▸ **App and web page records**:
^^^^^^^^
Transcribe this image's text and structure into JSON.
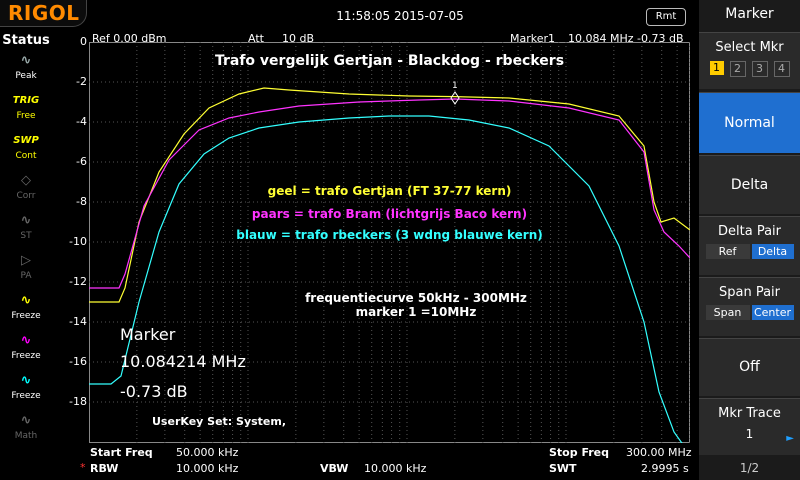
{
  "brand": "RIGOL",
  "datetime": "11:58:05 2015-07-05",
  "rmt": "Rmt",
  "status": {
    "title": "Status",
    "buttons": [
      {
        "icon": "∿",
        "label": "Peak",
        "color": "#9aa"
      },
      {
        "icon": "TRIG",
        "label": "Free",
        "color": "#ff0"
      },
      {
        "icon": "SWP",
        "label": "Cont",
        "color": "#ff0"
      },
      {
        "icon": "◇",
        "label": "Corr",
        "color": "#666"
      },
      {
        "icon": "∿",
        "label": "ST",
        "color": "#666"
      },
      {
        "icon": "▷",
        "label": "PA",
        "color": "#666"
      },
      {
        "icon": "∿",
        "label": "Freeze",
        "color": "#ff0"
      },
      {
        "icon": "∿",
        "label": "Freeze",
        "color": "#f0f"
      },
      {
        "icon": "∿",
        "label": "Freeze",
        "color": "#0ff"
      },
      {
        "icon": "∿",
        "label": "Math",
        "color": "#666"
      }
    ]
  },
  "header": {
    "ref": "Ref  0.00 dBm",
    "att_label": "Att",
    "att_value": "10 dB",
    "marker_label": "Marker1",
    "marker_value": "10.084 MHz  -0.73 dB"
  },
  "plot": {
    "title": "Trafo vergelijk Gertjan - Blackdog - rbeckers",
    "legend_yellow": "geel = trafo Gertjan (FT 37-77 kern)",
    "legend_magenta": "paars = trafo Bram (lichtgrijs Baco kern)",
    "legend_cyan": "blauw = trafo rbeckers (3 wdng blauwe kern)",
    "note1": "frequentiecurve 50kHz - 300MHz",
    "note2": "marker 1 =10MHz",
    "marker_box": {
      "title": "Marker",
      "freq": "10.084214 MHz",
      "level": "-0.73 dB"
    },
    "userkey": "UserKey Set:   System,",
    "y_labels": [
      "0",
      "-2",
      "-4",
      "-6",
      "-8",
      "-10",
      "-12",
      "-14",
      "-16",
      "-18"
    ],
    "colors": {
      "yellow": "#ffff33",
      "magenta": "#ff33ff",
      "cyan": "#33ffff",
      "grid": "#555555"
    }
  },
  "bottom": {
    "start_label": "Start Freq",
    "start_value": "50.000 kHz",
    "stop_label": "Stop Freq",
    "stop_value": "300.00 MHz",
    "rbw_label": "RBW",
    "rbw_value": "10.000 kHz",
    "vbw_label": "VBW",
    "vbw_value": "10.000 kHz",
    "swt_label": "SWT",
    "swt_value": "2.9995 s",
    "rbw_star": "*"
  },
  "menu": {
    "title": "Marker",
    "select_mkr": "Select Mkr",
    "mkr_nums": [
      "1",
      "2",
      "3",
      "4"
    ],
    "normal": "Normal",
    "delta": "Delta",
    "delta_pair": "Delta Pair",
    "ref": "Ref",
    "delta_small": "Delta",
    "span_pair": "Span Pair",
    "span": "Span",
    "center": "Center",
    "off": "Off",
    "mkr_trace": "Mkr Trace",
    "mkr_trace_value": "1",
    "page": "1/2"
  }
}
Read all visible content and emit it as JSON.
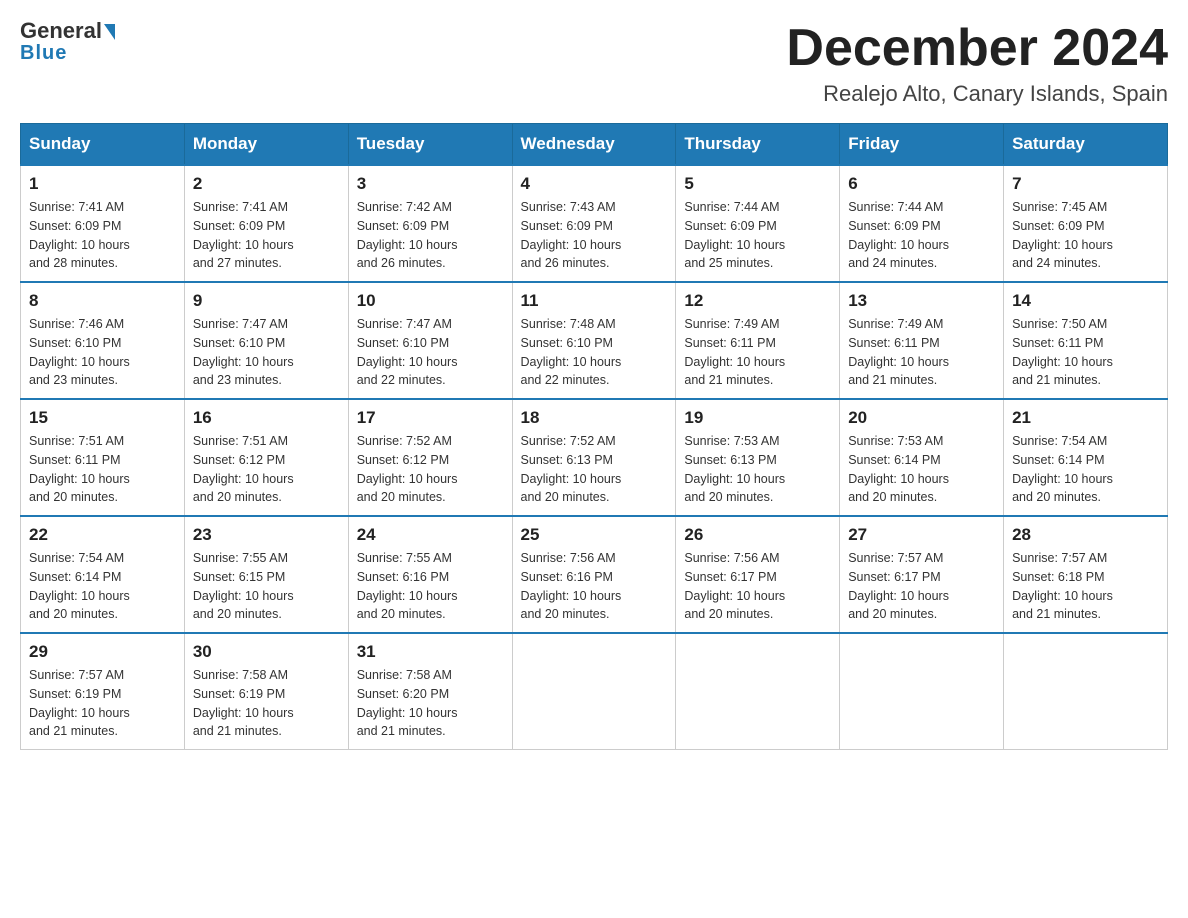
{
  "logo": {
    "general": "General",
    "blue": "Blue"
  },
  "header": {
    "month": "December 2024",
    "location": "Realejo Alto, Canary Islands, Spain"
  },
  "weekdays": [
    "Sunday",
    "Monday",
    "Tuesday",
    "Wednesday",
    "Thursday",
    "Friday",
    "Saturday"
  ],
  "weeks": [
    [
      {
        "day": 1,
        "sunrise": "7:41 AM",
        "sunset": "6:09 PM",
        "daylight": "10 hours and 28 minutes."
      },
      {
        "day": 2,
        "sunrise": "7:41 AM",
        "sunset": "6:09 PM",
        "daylight": "10 hours and 27 minutes."
      },
      {
        "day": 3,
        "sunrise": "7:42 AM",
        "sunset": "6:09 PM",
        "daylight": "10 hours and 26 minutes."
      },
      {
        "day": 4,
        "sunrise": "7:43 AM",
        "sunset": "6:09 PM",
        "daylight": "10 hours and 26 minutes."
      },
      {
        "day": 5,
        "sunrise": "7:44 AM",
        "sunset": "6:09 PM",
        "daylight": "10 hours and 25 minutes."
      },
      {
        "day": 6,
        "sunrise": "7:44 AM",
        "sunset": "6:09 PM",
        "daylight": "10 hours and 24 minutes."
      },
      {
        "day": 7,
        "sunrise": "7:45 AM",
        "sunset": "6:09 PM",
        "daylight": "10 hours and 24 minutes."
      }
    ],
    [
      {
        "day": 8,
        "sunrise": "7:46 AM",
        "sunset": "6:10 PM",
        "daylight": "10 hours and 23 minutes."
      },
      {
        "day": 9,
        "sunrise": "7:47 AM",
        "sunset": "6:10 PM",
        "daylight": "10 hours and 23 minutes."
      },
      {
        "day": 10,
        "sunrise": "7:47 AM",
        "sunset": "6:10 PM",
        "daylight": "10 hours and 22 minutes."
      },
      {
        "day": 11,
        "sunrise": "7:48 AM",
        "sunset": "6:10 PM",
        "daylight": "10 hours and 22 minutes."
      },
      {
        "day": 12,
        "sunrise": "7:49 AM",
        "sunset": "6:11 PM",
        "daylight": "10 hours and 21 minutes."
      },
      {
        "day": 13,
        "sunrise": "7:49 AM",
        "sunset": "6:11 PM",
        "daylight": "10 hours and 21 minutes."
      },
      {
        "day": 14,
        "sunrise": "7:50 AM",
        "sunset": "6:11 PM",
        "daylight": "10 hours and 21 minutes."
      }
    ],
    [
      {
        "day": 15,
        "sunrise": "7:51 AM",
        "sunset": "6:11 PM",
        "daylight": "10 hours and 20 minutes."
      },
      {
        "day": 16,
        "sunrise": "7:51 AM",
        "sunset": "6:12 PM",
        "daylight": "10 hours and 20 minutes."
      },
      {
        "day": 17,
        "sunrise": "7:52 AM",
        "sunset": "6:12 PM",
        "daylight": "10 hours and 20 minutes."
      },
      {
        "day": 18,
        "sunrise": "7:52 AM",
        "sunset": "6:13 PM",
        "daylight": "10 hours and 20 minutes."
      },
      {
        "day": 19,
        "sunrise": "7:53 AM",
        "sunset": "6:13 PM",
        "daylight": "10 hours and 20 minutes."
      },
      {
        "day": 20,
        "sunrise": "7:53 AM",
        "sunset": "6:14 PM",
        "daylight": "10 hours and 20 minutes."
      },
      {
        "day": 21,
        "sunrise": "7:54 AM",
        "sunset": "6:14 PM",
        "daylight": "10 hours and 20 minutes."
      }
    ],
    [
      {
        "day": 22,
        "sunrise": "7:54 AM",
        "sunset": "6:14 PM",
        "daylight": "10 hours and 20 minutes."
      },
      {
        "day": 23,
        "sunrise": "7:55 AM",
        "sunset": "6:15 PM",
        "daylight": "10 hours and 20 minutes."
      },
      {
        "day": 24,
        "sunrise": "7:55 AM",
        "sunset": "6:16 PM",
        "daylight": "10 hours and 20 minutes."
      },
      {
        "day": 25,
        "sunrise": "7:56 AM",
        "sunset": "6:16 PM",
        "daylight": "10 hours and 20 minutes."
      },
      {
        "day": 26,
        "sunrise": "7:56 AM",
        "sunset": "6:17 PM",
        "daylight": "10 hours and 20 minutes."
      },
      {
        "day": 27,
        "sunrise": "7:57 AM",
        "sunset": "6:17 PM",
        "daylight": "10 hours and 20 minutes."
      },
      {
        "day": 28,
        "sunrise": "7:57 AM",
        "sunset": "6:18 PM",
        "daylight": "10 hours and 21 minutes."
      }
    ],
    [
      {
        "day": 29,
        "sunrise": "7:57 AM",
        "sunset": "6:19 PM",
        "daylight": "10 hours and 21 minutes."
      },
      {
        "day": 30,
        "sunrise": "7:58 AM",
        "sunset": "6:19 PM",
        "daylight": "10 hours and 21 minutes."
      },
      {
        "day": 31,
        "sunrise": "7:58 AM",
        "sunset": "6:20 PM",
        "daylight": "10 hours and 21 minutes."
      },
      null,
      null,
      null,
      null
    ]
  ],
  "labels": {
    "sunrise": "Sunrise:",
    "sunset": "Sunset:",
    "daylight": "Daylight:"
  }
}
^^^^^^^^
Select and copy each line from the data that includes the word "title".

    "title": "Status",
    "title": "Trafo vergelijk Gertjan - Blackdog - rbeckers",
      "title": "Marker",
    "title": "Marker",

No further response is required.